Studying volcanoes is a tricky business. Most active volcanoes hide their magma, pools of molten rock churning at temperatures up to about 2,300 degrees, beneath a rocky crust. When people can see magma firsthand, it usually means a volcano has blown its craggy top, violently spewing magma in the form of lava. Not ideal for scientists keen to learn about the inner workings of a volcano and the conditions that cause it to erupt.
But Antarctica’s Mount Erebus, the world’s southernmost active volcano, is different. According to Science News magazine, the ice-covered mountain has an open top, its lava lake exposed to the sky and anyone willing to peer inside. Despite its remote location — and an elevation of more than 12,000 feet — Erebus offers scientists one of the best opportunities to study the heart of a volcano.

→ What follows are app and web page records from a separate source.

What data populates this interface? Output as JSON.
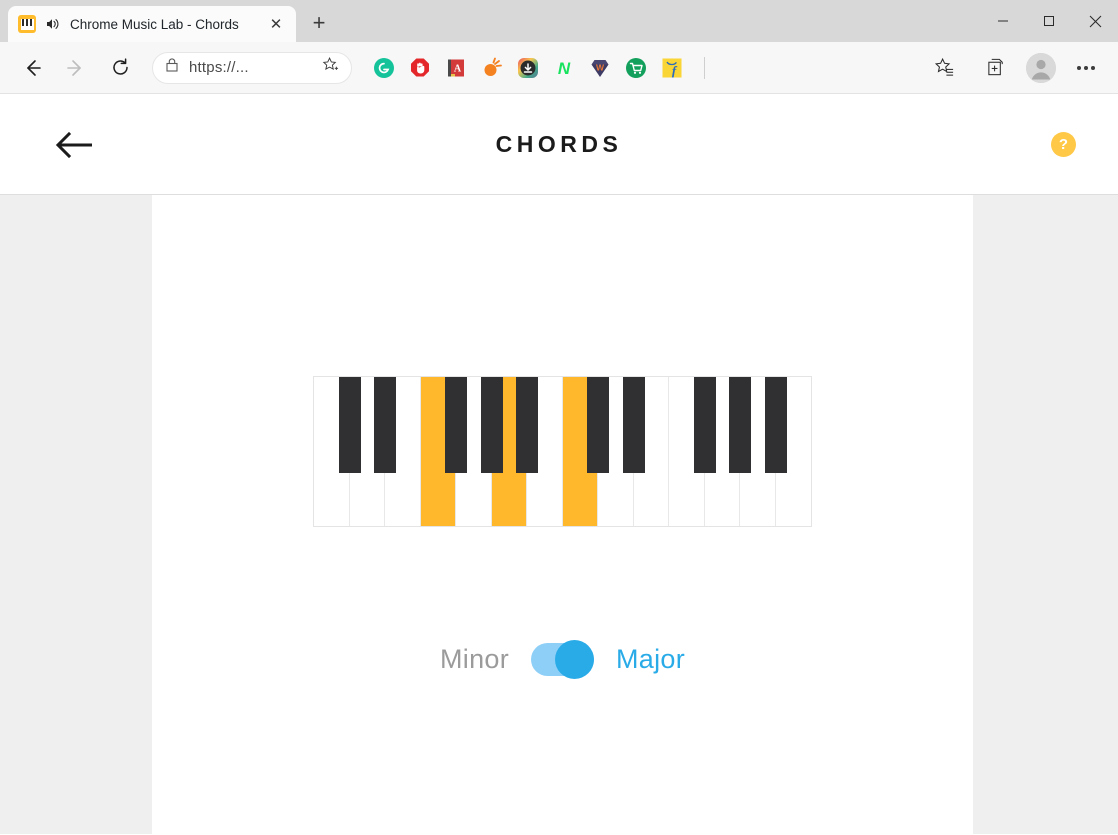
{
  "browser": {
    "tab": {
      "title": "Chrome Music Lab - Chords",
      "favicon_name": "piano-keys-favicon",
      "favicon_color": "#ffbd2e",
      "audio_indicator": "speaker-playing-icon",
      "close_label": "✕"
    },
    "new_tab_label": "+",
    "window_controls": {
      "minimize": "—",
      "maximize": "□",
      "close": "✕"
    },
    "nav": {
      "back": "←",
      "forward": "→",
      "reload": "↻"
    },
    "omnibox": {
      "lock_icon": "site-security-lock-icon",
      "url": "https://...",
      "favorite_icon": "add-favorite-star-icon"
    },
    "extensions": [
      {
        "name": "grammarly-extension",
        "glyph": "G",
        "color": "#15c39a"
      },
      {
        "name": "adblock-extension",
        "glyph": "✋",
        "color": "#e4272a"
      },
      {
        "name": "dictionary-extension",
        "glyph": "A",
        "color": "#d33a3a"
      },
      {
        "name": "honey-extension",
        "glyph": "●",
        "color": "#f58220"
      },
      {
        "name": "downloader-extension",
        "glyph": "⬇",
        "color": "#2b2b2b"
      },
      {
        "name": "naver-extension",
        "glyph": "N",
        "color": "#18e35f"
      },
      {
        "name": "wikibuy-extension",
        "glyph": "W",
        "color": "#3d3a63"
      },
      {
        "name": "shopping-cart-extension",
        "glyph": "🛒",
        "color": "#13a05c"
      },
      {
        "name": "flipkart-extension",
        "glyph": "f",
        "color": "#f9d535"
      }
    ],
    "right_tools": {
      "favorites": "favorites-star-icon",
      "collections": "collections-icon",
      "profile": "profile-avatar",
      "settings": "settings-more-icon"
    }
  },
  "app": {
    "back_label": "back-arrow",
    "title": "CHORDS",
    "help_label": "?",
    "help_color": "#ffc846"
  },
  "piano": {
    "white_keys": [
      {
        "note": "C",
        "active": false
      },
      {
        "note": "D",
        "active": false
      },
      {
        "note": "E",
        "active": false
      },
      {
        "note": "F",
        "active": true
      },
      {
        "note": "G",
        "active": false
      },
      {
        "note": "A",
        "active": true
      },
      {
        "note": "B",
        "active": false
      },
      {
        "note": "C",
        "active": true
      },
      {
        "note": "D",
        "active": false
      },
      {
        "note": "E",
        "active": false
      },
      {
        "note": "F",
        "active": false
      },
      {
        "note": "G",
        "active": false
      },
      {
        "note": "A",
        "active": false
      },
      {
        "note": "B",
        "active": false
      }
    ],
    "black_keys": [
      {
        "note": "C#",
        "after": 0,
        "active": false
      },
      {
        "note": "D#",
        "after": 1,
        "active": false
      },
      {
        "note": "F#",
        "after": 3,
        "active": false
      },
      {
        "note": "G#",
        "after": 4,
        "active": false
      },
      {
        "note": "A#",
        "after": 5,
        "active": false
      },
      {
        "note": "C#",
        "after": 7,
        "active": false
      },
      {
        "note": "D#",
        "after": 8,
        "active": false
      },
      {
        "note": "F#",
        "after": 10,
        "active": false
      },
      {
        "note": "G#",
        "after": 11,
        "active": false
      },
      {
        "note": "A#",
        "after": 12,
        "active": false
      }
    ],
    "active_color": "#ffb72b",
    "black_color": "#303032",
    "white_color": "#ffffff"
  },
  "toggle": {
    "left_label": "Minor",
    "right_label": "Major",
    "selected": "Major",
    "track_color": "#8ecff8",
    "thumb_color": "#29abe8",
    "active_text_color": "#29abe8",
    "inactive_text_color": "#9b9b9b"
  }
}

The magazine reports that for the last four decades, researchers have focused on bubbles of water vapor, carbon dioxide and other gases that emerge through Erebus’s magma. These bubbles, the magazine says, offer clues about a volcano’s unique physiology — its stability, its origins beneath the Earth’s crust and its ability to support microbial life — as well as insight into the inner workings of all volcanoes.

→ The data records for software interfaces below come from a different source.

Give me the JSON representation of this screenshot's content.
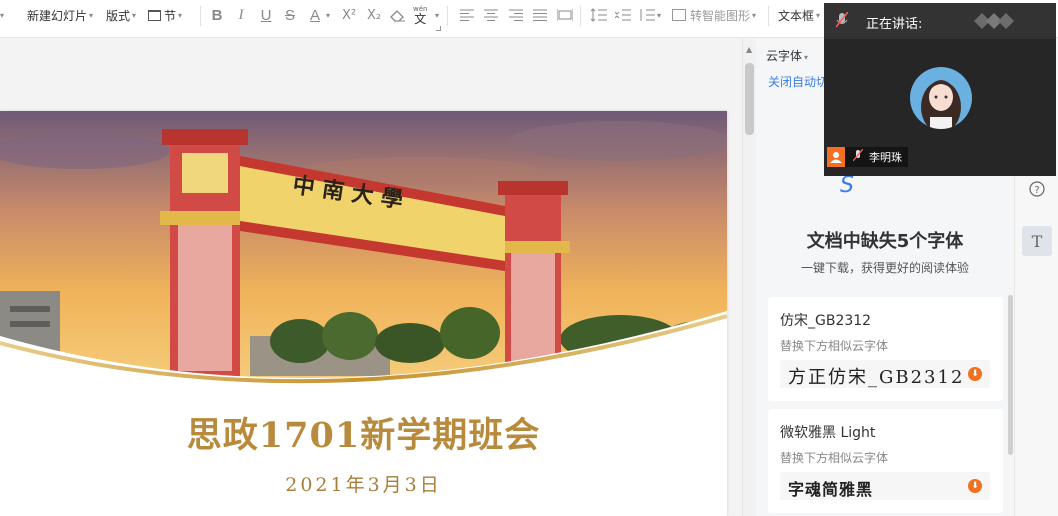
{
  "toolbar": {
    "new_slide": "新建幻灯片",
    "layout": "版式",
    "section": "节",
    "bold": "B",
    "italic": "I",
    "underline": "U",
    "strike": "S",
    "font_color": "A",
    "superscript": "X²",
    "subscript": "X₂",
    "phonetic": "wén",
    "smart_graphic": "转智能图形",
    "textbox": "文本框"
  },
  "slide": {
    "title": "思政1701新学期班会",
    "date": "2021年3月3日",
    "gate_text": "中 南 大 學"
  },
  "panel": {
    "cloud_font": "云字体",
    "close_link": "关闭自动切",
    "logo": "S",
    "missing_title": "文档中缺失5个字体",
    "missing_sub": "一键下载，获得更好的阅读体验",
    "fonts": [
      {
        "name": "仿宋_GB2312",
        "hint": "替换下方相似云字体",
        "sample": "方正仿宋_GB2312"
      },
      {
        "name": "微软雅黑 Light",
        "hint": "替换下方相似云字体",
        "sample": "字魂简雅黑"
      }
    ]
  },
  "meeting": {
    "speaking_label": "正在讲话:",
    "participant": "李明珠"
  },
  "colors": {
    "title_gold": "#b88a3c",
    "link_blue": "#3b7de9",
    "download_orange": "#f36f21",
    "meeting_bg": "#262626"
  }
}
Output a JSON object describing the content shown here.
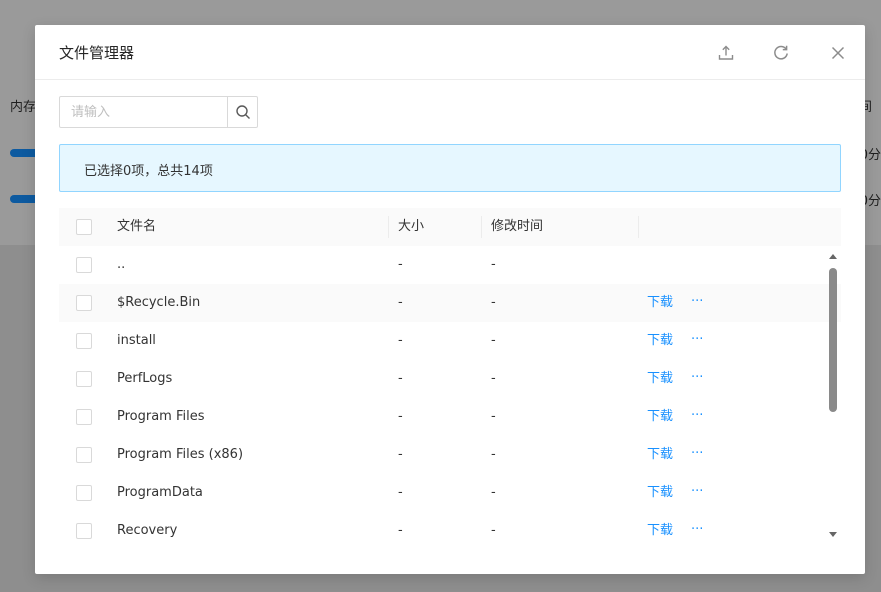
{
  "background": {
    "col1_header": "内存",
    "col_right_header": "间",
    "row1_right": "0分",
    "row2_right": "0分"
  },
  "modal": {
    "title": "文件管理器",
    "icons": [
      "upload-icon",
      "refresh-icon",
      "close-icon"
    ]
  },
  "search": {
    "placeholder": "请输入",
    "value": ""
  },
  "alert": {
    "text": "已选择0项，总共14项"
  },
  "table": {
    "columns": {
      "name": "文件名",
      "size": "大小",
      "modified": "修改时间"
    },
    "rows": [
      {
        "name": "..",
        "size": "-",
        "modified": "-",
        "download": "",
        "more": ""
      },
      {
        "name": "$Recycle.Bin",
        "size": "-",
        "modified": "-",
        "download": "下载",
        "more": "···"
      },
      {
        "name": "install",
        "size": "-",
        "modified": "-",
        "download": "下载",
        "more": "···"
      },
      {
        "name": "PerfLogs",
        "size": "-",
        "modified": "-",
        "download": "下载",
        "more": "···"
      },
      {
        "name": "Program Files",
        "size": "-",
        "modified": "-",
        "download": "下载",
        "more": "···"
      },
      {
        "name": "Program Files (x86)",
        "size": "-",
        "modified": "-",
        "download": "下载",
        "more": "···"
      },
      {
        "name": "ProgramData",
        "size": "-",
        "modified": "-",
        "download": "下载",
        "more": "···"
      },
      {
        "name": "Recovery",
        "size": "-",
        "modified": "-",
        "download": "下载",
        "more": "···"
      }
    ]
  },
  "colors": {
    "accent": "#1890ff",
    "alert_bg": "#e6f7ff",
    "alert_border": "#91d5ff"
  }
}
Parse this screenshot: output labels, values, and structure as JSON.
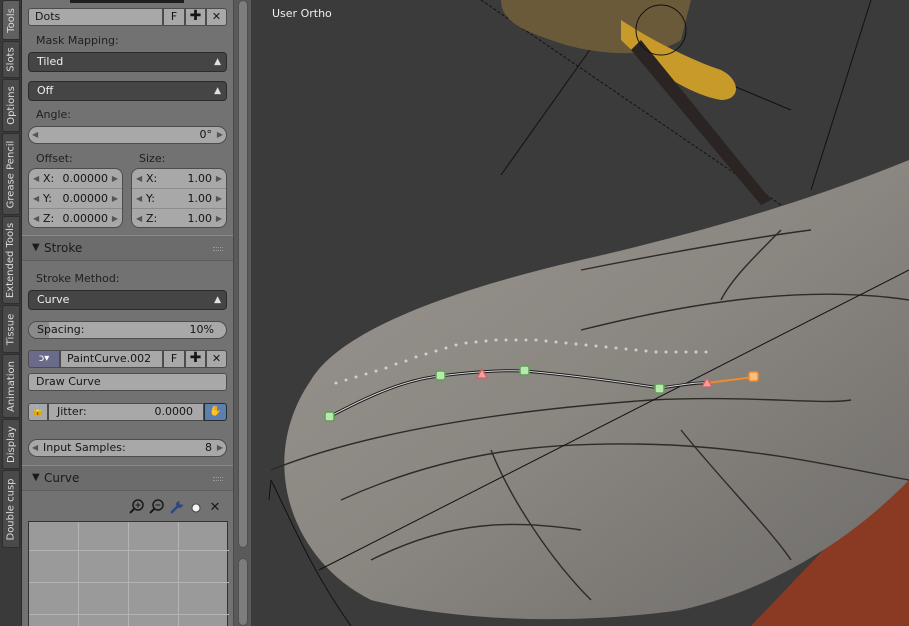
{
  "tabs": [
    "Tools",
    "Slots",
    "Options",
    "Grease Pencil",
    "Extended Tools",
    "Tissue",
    "Animation",
    "Display",
    "Double cusp"
  ],
  "texture": {
    "name": "Dots",
    "fake_user": "F"
  },
  "mask_mapping": {
    "label": "Mask Mapping:",
    "value": "Tiled"
  },
  "random_mode": "Off",
  "angle": {
    "label": "Angle:",
    "value": "0°"
  },
  "offset": {
    "label": "Offset:",
    "fields": [
      {
        "axis": "X:",
        "value": "0.00000"
      },
      {
        "axis": "Y:",
        "value": "0.00000"
      },
      {
        "axis": "Z:",
        "value": "0.00000"
      }
    ]
  },
  "size": {
    "label": "Size:",
    "fields": [
      {
        "axis": "X:",
        "value": "1.00"
      },
      {
        "axis": "Y:",
        "value": "1.00"
      },
      {
        "axis": "Z:",
        "value": "1.00"
      }
    ]
  },
  "stroke": {
    "title": "Stroke",
    "method_label": "Stroke Method:",
    "method_value": "Curve",
    "spacing_label": "Spacing:",
    "spacing_value": "10%",
    "spacing_fraction": 0.1,
    "paint_curve": "PaintCurve.002",
    "fake_user": "F",
    "draw_curve": "Draw Curve",
    "jitter_label": "Jitter:",
    "jitter_value": "0.0000",
    "input_samples_label": "Input Samples:",
    "input_samples_value": "8"
  },
  "curve": {
    "title": "Curve"
  },
  "viewport": {
    "label": "User Ortho"
  },
  "icons": [
    "plus-icon",
    "close-icon",
    "zoom-in-icon",
    "zoom-out-icon",
    "wrench-icon",
    "dot-icon",
    "lock-icon",
    "pressure-icon"
  ],
  "colors": {
    "panel": "#727272",
    "viewport": "#3b3b3b",
    "wing": "#8f8a85",
    "curve_point": "#7ed070",
    "curve_handle": "#e87c7c",
    "active_point": "#f08a2a"
  }
}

Researchers have set up microphones around the volcano’s rim to listen to Erebus’s burps, and they have set off explosives to record shock waves and map the mountain’s insides.

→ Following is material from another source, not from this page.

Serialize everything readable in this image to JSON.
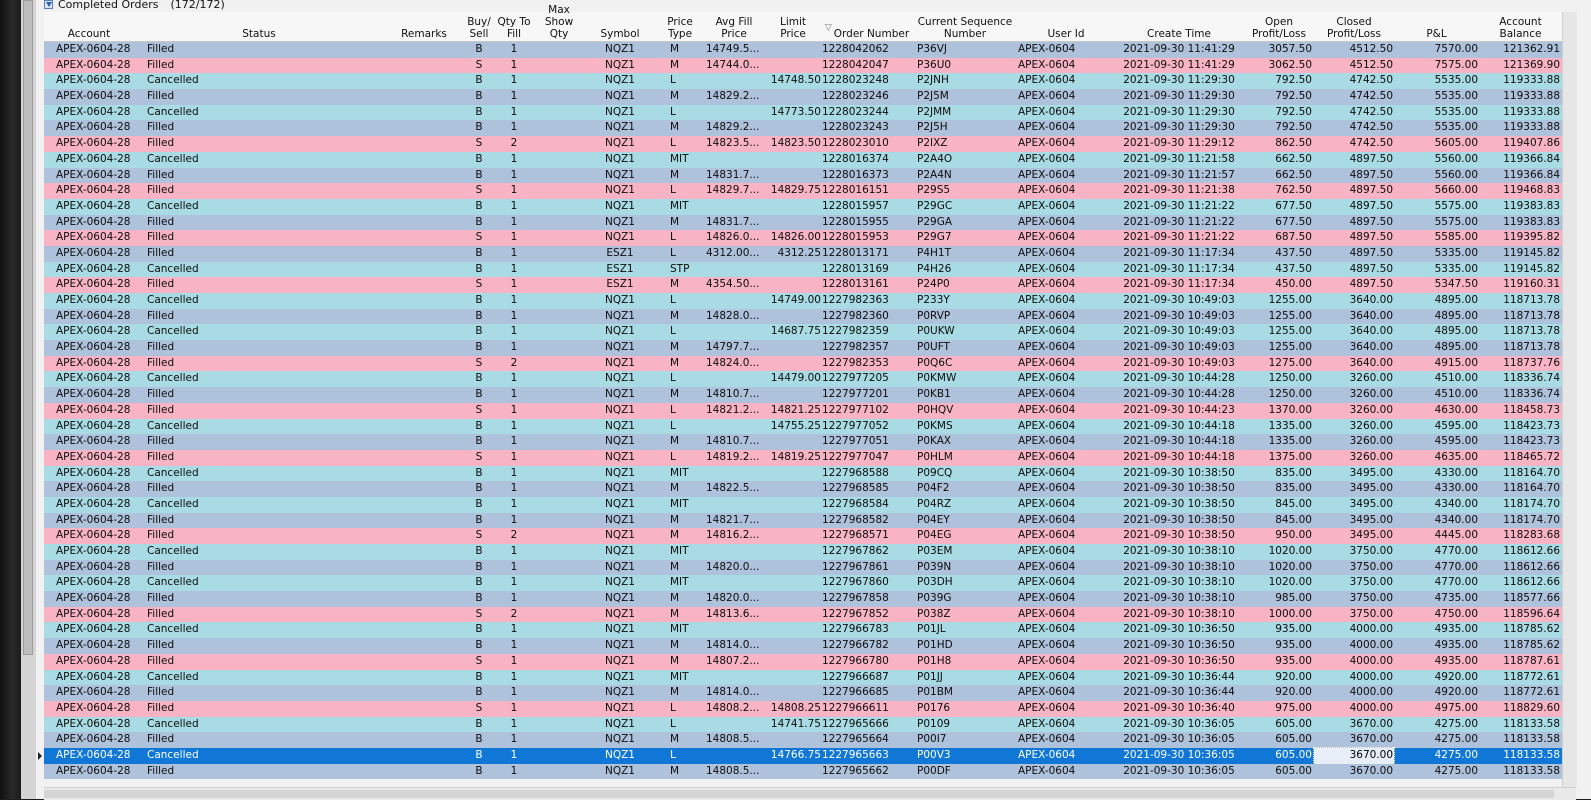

Legend has it that Mary Shelley wrote the iconic horror novel “Frankenstein” after a stormy summer night’s dream that had been preceded by telling ghost stories with friends on Lake Geneva. A new biography digs beyond that explanation and explores how Shelley was influenced by the fashionable 19th-century belief that it is possible to bring the dead back to life.
“The Lady and Her Monsters” by Roseanne Montillo is half literary portrait, half scientific history. The book jumps between details of Shelley’s life (itself a compelling tale of love affairs, vibrant discourse, superstition and death) and the many failed attempts by doctors and occultists to reanimate the dead.
Montillo describes the work of scientists — notably Luigi Galvani, the Italian physiologist who experimented with dead frogs and electric currents, and his nephew, Giovanni Aldini, who attempted to restart the heart of a convicted felon — and the gruesome yet popular practices of grave-robbing and public dissections.
Montillo paints a haunting picture of an era in which science and the arts overlapped, a perfect storm in which inspiration for “Frankenstein” could strike. Like a bolt of lightning.